Eating local now also means being a local, a regular. Having a handful of favourite places, that you cherish and help nurture, go on their journey with. Learn with. Get better with. Genuinely support. Six Wu is my perfect customer. I have many perfect customers. They sustain us. We sustain them.

Six Wu, that's actually his name, cool innit.

He's one of our regulars, supported us as we've grown and got better. Richer or poorer, in sickness and in health. Sound familiar? Because it is a marriage. Sure he's had the odd dud dish with us. To be honest, I wish he'd had more. I wish we'd been bolder, and braver at times. When he does, he tells us, quietly in the nicest possible way. He's also had some of his best bites ever here, comparable, he says, with the experiences he's had at some of the World's greatest, most acclaimed restaurants, he gets about does old Wu. One example, the bread sauce balls with pigeon gravy. Made on a whim for him as a freebie, off-menu, off-shoot of a garnish he'd had and loved the week before. We went out of our way for him because he's a regular, one of our locals. We love him. We love all our regulars. It's polyamory- I'm told that's also bang on trend. It must be- someone's obviously getting my share! I jest, because we get all the love back from our regulars.

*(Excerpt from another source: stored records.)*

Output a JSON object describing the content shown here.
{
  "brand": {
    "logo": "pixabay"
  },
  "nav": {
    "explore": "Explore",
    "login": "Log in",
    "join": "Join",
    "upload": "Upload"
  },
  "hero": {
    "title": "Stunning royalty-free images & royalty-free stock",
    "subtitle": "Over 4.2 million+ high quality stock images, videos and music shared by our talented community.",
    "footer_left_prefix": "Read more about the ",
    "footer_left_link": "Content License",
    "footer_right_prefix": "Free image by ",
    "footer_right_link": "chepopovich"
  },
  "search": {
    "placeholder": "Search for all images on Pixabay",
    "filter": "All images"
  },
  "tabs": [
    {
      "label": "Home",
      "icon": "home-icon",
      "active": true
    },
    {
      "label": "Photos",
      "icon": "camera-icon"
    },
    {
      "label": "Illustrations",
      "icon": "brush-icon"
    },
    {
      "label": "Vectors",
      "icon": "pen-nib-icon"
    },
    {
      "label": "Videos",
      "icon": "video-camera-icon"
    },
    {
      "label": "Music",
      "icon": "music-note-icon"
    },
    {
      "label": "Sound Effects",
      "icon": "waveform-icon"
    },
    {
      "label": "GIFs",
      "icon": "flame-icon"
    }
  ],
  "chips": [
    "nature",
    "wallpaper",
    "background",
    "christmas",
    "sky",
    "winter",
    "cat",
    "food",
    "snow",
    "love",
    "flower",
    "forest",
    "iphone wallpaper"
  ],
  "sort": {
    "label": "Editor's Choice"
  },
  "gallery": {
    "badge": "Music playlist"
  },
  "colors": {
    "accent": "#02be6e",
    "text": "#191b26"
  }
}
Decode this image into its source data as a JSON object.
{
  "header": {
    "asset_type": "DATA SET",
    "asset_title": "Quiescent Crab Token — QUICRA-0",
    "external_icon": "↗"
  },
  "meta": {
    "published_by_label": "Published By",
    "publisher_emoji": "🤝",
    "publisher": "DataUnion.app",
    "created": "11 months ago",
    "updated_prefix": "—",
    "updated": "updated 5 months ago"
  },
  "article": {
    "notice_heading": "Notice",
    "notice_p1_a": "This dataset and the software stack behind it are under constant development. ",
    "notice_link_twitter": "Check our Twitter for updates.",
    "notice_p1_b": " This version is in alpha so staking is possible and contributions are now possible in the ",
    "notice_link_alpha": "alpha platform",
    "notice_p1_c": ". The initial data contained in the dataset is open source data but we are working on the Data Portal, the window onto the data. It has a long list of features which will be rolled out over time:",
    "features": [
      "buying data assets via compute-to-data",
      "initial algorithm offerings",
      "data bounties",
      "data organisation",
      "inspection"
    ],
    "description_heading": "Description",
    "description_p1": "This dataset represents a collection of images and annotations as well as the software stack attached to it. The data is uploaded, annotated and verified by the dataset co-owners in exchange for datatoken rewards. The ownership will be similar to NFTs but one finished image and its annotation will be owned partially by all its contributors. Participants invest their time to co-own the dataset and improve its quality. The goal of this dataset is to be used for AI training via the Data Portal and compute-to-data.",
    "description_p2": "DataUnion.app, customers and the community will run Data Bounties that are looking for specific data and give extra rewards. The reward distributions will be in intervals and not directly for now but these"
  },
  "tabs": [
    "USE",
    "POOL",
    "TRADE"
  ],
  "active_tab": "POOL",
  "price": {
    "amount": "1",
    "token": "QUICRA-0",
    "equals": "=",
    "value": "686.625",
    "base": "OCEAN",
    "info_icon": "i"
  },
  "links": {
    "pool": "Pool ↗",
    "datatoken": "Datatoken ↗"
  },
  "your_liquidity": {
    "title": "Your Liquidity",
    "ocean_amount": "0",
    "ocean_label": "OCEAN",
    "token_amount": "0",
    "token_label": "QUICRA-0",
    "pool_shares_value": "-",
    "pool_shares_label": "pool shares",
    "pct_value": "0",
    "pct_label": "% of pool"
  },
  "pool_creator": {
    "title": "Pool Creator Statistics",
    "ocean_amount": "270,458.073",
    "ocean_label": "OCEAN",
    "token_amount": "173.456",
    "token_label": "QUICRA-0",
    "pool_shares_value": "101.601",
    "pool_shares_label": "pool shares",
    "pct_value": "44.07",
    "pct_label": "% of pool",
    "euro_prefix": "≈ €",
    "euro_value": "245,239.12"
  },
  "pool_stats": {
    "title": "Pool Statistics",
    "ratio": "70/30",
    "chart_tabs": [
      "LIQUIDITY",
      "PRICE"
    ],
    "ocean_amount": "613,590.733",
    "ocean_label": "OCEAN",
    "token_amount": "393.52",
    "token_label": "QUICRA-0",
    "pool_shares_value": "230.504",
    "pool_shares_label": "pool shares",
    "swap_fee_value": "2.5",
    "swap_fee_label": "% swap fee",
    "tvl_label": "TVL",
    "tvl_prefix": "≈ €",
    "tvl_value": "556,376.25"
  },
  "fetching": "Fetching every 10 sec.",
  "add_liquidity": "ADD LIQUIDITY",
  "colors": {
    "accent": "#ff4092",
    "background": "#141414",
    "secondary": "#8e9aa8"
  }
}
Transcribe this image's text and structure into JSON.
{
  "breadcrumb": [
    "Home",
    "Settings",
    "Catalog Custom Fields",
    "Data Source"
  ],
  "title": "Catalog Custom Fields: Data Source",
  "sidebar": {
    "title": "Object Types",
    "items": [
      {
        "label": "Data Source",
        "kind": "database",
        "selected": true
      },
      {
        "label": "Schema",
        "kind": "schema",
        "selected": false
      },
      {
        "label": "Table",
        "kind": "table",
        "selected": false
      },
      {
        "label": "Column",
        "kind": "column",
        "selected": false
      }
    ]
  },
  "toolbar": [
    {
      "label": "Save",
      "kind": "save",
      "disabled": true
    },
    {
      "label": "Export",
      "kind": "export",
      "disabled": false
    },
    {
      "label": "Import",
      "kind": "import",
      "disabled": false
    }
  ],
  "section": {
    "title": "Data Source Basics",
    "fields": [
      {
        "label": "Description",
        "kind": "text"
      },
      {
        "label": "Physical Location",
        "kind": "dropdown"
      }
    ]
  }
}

Six Wu often regales me of his love for my balls!

Not only does he tell me, more importantly, he tells others. It's called word of mouth and it's the best restaurant marketing strategy bar none. Regulars make or break restaurants not reviewers.

Why am I writing this now. Because after 7 years (I'm a lapsed Catholic, it feels biblical) of setting up, owning and running your favourite local restaurant I'm leaving. I'm upping sticks.

I'm moving on. I'm handing the reigns over to the team at Season Kitchen that have worked for and with me for these 7 years. Ben and Mattia in the kitchen and Val (Comedy French Waiter) out front. Why? Because I believe restaurants, good restaurants, live, breathe and succeed when good people are allowed time and space to grow by good people, good customers. I've been the conduit and the conductor of that for seven years. Now it's Ben, Mattia and Val's turn to continue the love affair with our good patrons. I believe the responsibility of ownership will force-feed and nourish Ben, Mattia and Val and help them grow and flourish in their new roles. I believe in loyalty, and in Le Patron est present ici. Perhaps my last roll is as a priest, blessing this new marriage. The lapsed Catholic in me likes that. A mild messiah complex one might say.

Now, are we cooking and giving hospitality at the level of Noma or Eleven Madison Park? No. But we're closer than we think. And doing so without the assistance of any un-paid ‘stagiaire’ labour (an incendiary topic which deserves an article of its own). The only advice I'll leave the new Captain's of the ship is believe in yourselves and be genuine in all you do. That is the new authentic.

And what next for me and my dog collar? First up, I've just opened Gilly’s Fry Bar in Finsbury Park, a Highball cocktail bar that serves fried food. Lord knows with the way the world is today there is certainly a need for some hard liquor. It’s inspired by Japanese Tempura-ya seen through the squinted eye of a 1980’s Sunderland Chippy!

And who knows after this I might just open another restaurant.